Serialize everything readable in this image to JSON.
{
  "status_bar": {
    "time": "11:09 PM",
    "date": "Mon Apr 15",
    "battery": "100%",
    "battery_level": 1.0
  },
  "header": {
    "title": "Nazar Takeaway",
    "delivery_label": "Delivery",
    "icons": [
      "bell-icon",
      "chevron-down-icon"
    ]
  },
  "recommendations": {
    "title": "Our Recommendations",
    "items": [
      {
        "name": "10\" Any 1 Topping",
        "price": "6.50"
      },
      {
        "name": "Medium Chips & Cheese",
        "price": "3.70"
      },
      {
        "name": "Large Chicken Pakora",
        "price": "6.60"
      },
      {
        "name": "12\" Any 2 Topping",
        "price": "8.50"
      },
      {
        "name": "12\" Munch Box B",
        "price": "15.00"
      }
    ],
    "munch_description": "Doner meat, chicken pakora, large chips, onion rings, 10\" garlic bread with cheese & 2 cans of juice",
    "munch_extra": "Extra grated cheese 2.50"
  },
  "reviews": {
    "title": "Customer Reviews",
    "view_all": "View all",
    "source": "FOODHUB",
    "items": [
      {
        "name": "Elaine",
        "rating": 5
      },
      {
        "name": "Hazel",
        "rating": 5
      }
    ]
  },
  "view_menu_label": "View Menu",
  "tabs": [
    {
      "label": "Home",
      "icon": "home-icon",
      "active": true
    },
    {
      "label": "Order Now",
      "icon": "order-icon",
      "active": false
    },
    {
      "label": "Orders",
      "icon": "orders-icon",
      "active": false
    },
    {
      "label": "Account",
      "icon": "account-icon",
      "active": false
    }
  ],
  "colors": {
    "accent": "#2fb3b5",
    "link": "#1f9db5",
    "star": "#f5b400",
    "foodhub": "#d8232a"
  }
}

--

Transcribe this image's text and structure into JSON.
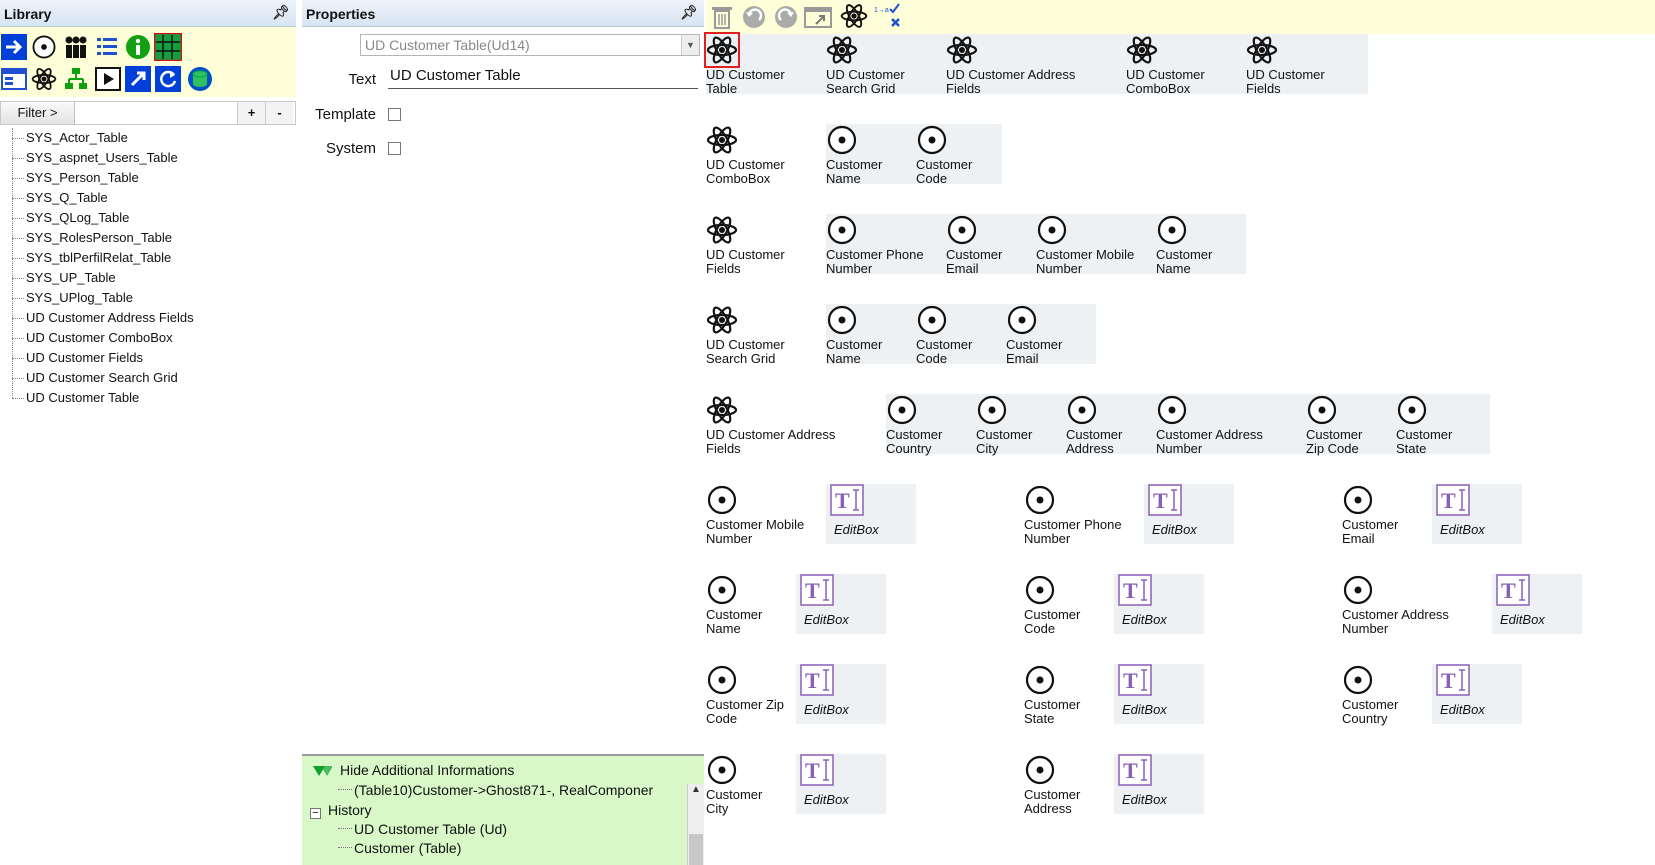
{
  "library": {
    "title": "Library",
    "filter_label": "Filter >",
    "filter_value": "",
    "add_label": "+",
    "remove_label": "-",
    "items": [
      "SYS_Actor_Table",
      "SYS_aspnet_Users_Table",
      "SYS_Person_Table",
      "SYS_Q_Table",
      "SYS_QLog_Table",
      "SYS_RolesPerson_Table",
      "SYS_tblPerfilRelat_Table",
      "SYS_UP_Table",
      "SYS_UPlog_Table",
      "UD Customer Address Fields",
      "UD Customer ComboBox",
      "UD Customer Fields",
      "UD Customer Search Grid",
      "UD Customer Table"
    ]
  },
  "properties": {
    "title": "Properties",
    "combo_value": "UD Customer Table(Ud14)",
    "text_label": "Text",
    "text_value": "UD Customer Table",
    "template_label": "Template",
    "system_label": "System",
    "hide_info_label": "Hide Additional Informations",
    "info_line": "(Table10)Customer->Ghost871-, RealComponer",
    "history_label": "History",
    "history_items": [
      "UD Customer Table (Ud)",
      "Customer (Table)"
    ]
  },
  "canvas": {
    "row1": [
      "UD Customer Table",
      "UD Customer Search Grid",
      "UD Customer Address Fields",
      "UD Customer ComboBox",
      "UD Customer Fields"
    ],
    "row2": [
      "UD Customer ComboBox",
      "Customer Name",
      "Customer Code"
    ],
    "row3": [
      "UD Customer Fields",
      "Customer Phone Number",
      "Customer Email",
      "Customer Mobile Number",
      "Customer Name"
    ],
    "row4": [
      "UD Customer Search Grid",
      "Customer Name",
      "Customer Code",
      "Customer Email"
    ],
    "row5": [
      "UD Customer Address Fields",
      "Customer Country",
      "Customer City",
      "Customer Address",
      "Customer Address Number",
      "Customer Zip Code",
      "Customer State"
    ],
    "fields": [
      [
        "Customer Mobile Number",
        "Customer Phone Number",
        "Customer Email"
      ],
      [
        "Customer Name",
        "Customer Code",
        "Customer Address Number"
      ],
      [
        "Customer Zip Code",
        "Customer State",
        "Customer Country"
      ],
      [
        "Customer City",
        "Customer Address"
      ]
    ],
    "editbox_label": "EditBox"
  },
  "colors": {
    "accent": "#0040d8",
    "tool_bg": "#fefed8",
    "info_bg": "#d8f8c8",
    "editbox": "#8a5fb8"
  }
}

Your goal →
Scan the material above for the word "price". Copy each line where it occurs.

Problem solution →
        "price": "6.50"
        "price": "3.70"
        "price": "6.60"
        "price": "8.50"
        "price": "15.00"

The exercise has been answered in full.